TASK INSTRUCTIONS: Find and copy each line of the records where the string "JSON" shows up.

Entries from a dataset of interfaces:
- - -
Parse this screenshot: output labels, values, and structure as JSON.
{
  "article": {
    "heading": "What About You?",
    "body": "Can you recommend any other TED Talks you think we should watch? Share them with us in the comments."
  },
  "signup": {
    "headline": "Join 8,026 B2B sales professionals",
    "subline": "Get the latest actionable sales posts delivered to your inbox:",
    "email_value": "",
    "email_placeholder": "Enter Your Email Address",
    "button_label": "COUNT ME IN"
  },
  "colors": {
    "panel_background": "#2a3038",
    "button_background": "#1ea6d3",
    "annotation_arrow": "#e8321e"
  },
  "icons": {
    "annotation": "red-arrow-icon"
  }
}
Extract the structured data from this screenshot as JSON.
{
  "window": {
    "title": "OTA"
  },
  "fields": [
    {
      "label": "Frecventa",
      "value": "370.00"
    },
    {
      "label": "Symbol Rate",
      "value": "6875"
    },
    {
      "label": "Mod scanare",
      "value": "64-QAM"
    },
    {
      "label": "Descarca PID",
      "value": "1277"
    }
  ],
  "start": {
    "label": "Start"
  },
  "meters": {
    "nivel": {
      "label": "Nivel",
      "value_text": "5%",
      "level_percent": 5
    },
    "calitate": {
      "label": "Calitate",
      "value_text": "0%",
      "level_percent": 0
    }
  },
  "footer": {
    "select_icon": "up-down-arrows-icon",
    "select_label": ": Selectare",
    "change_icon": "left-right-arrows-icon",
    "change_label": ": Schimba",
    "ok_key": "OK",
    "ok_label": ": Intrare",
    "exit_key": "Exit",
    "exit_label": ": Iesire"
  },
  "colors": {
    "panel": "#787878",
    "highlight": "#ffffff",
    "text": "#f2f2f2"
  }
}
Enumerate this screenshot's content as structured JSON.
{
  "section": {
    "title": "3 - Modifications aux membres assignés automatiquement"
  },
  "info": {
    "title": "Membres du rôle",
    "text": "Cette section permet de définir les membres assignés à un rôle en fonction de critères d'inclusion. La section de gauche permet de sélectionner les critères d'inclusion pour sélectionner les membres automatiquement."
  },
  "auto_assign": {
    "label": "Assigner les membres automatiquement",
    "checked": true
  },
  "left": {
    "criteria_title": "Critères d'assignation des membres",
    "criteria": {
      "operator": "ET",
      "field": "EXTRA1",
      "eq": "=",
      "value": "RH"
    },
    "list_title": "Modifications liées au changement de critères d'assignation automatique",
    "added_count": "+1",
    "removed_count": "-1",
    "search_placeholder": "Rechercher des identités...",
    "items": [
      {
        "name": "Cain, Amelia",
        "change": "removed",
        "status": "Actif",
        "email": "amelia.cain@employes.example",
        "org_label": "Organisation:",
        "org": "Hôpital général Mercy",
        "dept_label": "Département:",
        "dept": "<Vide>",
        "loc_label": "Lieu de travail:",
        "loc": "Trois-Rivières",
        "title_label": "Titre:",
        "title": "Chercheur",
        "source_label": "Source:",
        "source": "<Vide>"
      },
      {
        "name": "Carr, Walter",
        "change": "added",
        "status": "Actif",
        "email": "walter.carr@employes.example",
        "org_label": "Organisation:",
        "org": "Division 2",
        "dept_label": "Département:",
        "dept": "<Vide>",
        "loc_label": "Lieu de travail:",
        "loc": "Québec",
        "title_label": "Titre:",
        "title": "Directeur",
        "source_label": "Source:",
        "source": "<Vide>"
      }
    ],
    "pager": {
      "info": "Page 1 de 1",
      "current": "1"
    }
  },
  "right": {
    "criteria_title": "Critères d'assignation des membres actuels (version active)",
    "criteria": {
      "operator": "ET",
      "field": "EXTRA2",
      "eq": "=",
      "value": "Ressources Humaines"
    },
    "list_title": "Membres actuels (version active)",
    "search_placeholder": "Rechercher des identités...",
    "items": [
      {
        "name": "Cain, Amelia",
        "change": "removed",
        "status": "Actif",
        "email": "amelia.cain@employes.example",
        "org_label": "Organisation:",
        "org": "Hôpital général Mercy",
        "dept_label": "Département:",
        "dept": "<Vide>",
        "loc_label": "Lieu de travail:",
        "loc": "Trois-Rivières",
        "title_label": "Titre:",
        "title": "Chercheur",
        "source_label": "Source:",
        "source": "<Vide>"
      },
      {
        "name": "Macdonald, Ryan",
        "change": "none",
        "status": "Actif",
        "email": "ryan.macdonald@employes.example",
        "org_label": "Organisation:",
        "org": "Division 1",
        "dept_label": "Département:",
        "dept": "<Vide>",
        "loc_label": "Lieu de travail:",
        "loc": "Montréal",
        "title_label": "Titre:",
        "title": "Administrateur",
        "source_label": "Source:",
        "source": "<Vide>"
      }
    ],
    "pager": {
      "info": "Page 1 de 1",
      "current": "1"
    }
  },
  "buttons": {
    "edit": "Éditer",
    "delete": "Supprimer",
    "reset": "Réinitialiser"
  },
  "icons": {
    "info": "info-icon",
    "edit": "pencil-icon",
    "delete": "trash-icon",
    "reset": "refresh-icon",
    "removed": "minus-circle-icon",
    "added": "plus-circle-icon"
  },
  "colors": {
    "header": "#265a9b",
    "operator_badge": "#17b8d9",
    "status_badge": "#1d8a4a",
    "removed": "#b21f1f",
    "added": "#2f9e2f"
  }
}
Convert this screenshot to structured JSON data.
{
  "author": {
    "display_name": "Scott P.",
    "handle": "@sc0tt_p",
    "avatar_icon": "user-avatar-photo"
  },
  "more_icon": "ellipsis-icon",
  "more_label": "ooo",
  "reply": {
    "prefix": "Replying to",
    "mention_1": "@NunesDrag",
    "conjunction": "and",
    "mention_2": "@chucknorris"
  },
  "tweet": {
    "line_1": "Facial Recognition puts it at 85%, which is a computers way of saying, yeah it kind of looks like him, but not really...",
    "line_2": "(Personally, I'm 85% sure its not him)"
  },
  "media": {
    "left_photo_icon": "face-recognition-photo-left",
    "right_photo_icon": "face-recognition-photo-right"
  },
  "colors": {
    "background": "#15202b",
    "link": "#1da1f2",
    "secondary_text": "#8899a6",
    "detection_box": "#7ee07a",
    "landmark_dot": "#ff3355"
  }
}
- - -
ANSWER TO THIS TASK:
Parse this screenshot: output labels, values, and structure as JSON.
Extract the structured data from this screenshot as JSON.
Enumerate this screenshot's content as structured JSON.
Convert this screenshot to structured JSON data.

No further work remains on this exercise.